*** Opening of Information provided ***

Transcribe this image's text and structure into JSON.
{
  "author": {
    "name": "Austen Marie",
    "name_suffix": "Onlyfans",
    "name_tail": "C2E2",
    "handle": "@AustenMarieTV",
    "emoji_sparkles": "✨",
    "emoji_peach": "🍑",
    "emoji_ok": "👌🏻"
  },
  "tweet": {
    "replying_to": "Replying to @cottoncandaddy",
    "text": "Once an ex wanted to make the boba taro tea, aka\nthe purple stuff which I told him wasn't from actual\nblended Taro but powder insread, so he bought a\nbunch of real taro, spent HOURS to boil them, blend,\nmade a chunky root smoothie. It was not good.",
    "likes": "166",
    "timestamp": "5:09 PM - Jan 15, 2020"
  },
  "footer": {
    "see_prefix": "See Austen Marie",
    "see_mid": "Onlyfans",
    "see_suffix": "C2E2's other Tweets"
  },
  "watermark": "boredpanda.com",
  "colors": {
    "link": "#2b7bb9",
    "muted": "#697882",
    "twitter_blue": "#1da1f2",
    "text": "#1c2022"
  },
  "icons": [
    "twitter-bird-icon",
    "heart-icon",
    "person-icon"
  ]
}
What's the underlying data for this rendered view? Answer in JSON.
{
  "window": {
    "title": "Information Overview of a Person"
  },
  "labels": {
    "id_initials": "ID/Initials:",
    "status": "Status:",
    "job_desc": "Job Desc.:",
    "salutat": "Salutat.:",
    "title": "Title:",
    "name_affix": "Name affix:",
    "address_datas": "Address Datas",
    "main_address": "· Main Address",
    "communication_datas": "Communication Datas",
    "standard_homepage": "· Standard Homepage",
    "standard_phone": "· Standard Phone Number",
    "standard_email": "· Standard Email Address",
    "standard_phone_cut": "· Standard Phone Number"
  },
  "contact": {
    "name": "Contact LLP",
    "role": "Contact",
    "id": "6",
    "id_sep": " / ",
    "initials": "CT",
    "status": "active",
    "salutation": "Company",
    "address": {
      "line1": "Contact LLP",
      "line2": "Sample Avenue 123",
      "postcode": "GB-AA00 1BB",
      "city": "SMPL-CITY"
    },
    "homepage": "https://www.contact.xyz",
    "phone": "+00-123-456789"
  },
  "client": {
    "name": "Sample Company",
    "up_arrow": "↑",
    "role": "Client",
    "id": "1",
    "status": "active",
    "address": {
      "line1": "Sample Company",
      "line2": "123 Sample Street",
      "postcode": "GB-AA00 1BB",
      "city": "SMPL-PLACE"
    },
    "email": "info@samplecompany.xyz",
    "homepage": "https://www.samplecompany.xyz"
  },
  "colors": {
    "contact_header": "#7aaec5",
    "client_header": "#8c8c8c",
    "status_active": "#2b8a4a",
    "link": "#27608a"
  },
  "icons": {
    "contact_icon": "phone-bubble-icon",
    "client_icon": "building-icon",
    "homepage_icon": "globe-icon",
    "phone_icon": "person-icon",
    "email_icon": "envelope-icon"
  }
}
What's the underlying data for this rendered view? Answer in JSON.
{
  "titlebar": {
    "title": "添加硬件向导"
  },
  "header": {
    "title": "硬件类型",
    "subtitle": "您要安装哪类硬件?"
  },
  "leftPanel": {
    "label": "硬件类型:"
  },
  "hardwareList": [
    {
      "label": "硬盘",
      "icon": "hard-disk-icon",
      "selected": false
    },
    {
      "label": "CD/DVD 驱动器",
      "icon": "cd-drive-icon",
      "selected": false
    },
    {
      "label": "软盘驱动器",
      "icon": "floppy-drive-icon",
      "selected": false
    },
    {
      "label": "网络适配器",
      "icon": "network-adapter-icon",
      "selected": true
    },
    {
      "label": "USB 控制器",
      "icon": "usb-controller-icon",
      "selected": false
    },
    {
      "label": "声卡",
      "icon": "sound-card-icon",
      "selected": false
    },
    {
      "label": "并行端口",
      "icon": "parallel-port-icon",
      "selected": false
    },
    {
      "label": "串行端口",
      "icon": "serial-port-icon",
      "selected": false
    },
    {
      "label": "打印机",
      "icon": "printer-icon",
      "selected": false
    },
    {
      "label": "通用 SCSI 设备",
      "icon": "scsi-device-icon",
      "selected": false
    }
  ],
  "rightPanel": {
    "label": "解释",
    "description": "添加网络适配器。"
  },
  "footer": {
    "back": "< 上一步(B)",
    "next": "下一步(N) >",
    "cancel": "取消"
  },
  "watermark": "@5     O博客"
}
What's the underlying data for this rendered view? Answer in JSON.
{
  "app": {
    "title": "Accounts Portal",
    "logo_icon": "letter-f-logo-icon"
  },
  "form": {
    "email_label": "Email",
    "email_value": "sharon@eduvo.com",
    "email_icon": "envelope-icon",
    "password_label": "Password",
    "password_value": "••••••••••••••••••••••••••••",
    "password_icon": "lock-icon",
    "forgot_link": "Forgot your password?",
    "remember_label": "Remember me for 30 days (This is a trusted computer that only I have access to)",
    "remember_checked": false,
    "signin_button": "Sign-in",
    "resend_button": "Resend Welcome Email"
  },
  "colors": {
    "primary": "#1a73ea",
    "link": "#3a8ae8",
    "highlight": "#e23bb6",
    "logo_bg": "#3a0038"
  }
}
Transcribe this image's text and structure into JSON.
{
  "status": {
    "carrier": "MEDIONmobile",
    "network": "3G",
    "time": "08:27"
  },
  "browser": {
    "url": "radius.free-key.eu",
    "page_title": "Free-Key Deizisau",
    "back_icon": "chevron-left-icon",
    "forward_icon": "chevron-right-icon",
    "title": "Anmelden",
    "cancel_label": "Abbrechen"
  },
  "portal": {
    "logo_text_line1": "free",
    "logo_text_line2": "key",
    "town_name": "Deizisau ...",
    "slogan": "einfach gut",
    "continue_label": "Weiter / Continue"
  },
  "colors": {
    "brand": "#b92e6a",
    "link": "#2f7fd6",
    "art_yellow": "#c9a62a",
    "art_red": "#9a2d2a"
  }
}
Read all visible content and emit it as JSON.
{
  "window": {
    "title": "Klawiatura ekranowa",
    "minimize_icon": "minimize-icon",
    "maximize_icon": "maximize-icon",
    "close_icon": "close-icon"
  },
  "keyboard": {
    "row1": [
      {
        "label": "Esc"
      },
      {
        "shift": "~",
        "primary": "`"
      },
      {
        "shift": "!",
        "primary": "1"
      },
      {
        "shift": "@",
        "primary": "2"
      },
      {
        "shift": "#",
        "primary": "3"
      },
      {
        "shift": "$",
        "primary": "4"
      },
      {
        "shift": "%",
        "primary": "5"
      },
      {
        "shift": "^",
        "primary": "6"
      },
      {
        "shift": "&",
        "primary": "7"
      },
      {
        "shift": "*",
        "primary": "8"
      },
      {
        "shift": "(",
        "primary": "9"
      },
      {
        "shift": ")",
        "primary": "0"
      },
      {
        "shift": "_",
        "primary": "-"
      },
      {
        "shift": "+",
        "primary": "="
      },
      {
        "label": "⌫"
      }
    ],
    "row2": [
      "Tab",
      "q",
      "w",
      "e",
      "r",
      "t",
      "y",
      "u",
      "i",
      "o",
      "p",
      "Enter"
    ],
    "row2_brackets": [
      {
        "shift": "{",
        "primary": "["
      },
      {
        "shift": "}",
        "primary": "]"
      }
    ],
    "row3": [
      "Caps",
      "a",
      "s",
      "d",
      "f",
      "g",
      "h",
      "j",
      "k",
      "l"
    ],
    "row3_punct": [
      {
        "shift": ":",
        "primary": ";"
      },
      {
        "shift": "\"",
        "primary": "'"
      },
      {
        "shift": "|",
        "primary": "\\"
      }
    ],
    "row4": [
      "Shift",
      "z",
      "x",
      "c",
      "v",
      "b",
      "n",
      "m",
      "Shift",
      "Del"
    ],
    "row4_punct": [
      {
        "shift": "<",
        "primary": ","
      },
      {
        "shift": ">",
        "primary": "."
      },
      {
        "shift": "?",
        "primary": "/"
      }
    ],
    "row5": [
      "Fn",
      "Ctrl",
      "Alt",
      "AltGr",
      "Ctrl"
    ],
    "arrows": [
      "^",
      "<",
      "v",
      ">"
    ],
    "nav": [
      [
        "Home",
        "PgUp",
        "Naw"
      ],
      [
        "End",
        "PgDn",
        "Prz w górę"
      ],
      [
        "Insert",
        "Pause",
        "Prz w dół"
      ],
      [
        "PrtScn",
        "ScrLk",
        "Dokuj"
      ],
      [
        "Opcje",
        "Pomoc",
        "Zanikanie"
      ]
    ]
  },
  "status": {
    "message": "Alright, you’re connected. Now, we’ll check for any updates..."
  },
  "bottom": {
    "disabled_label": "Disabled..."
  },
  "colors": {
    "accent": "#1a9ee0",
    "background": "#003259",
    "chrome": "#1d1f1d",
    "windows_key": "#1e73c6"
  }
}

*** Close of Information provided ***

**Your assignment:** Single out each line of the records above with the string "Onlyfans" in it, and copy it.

**Output below:**
    "name_suffix": "Onlyfans",
    "see_mid": "Onlyfans",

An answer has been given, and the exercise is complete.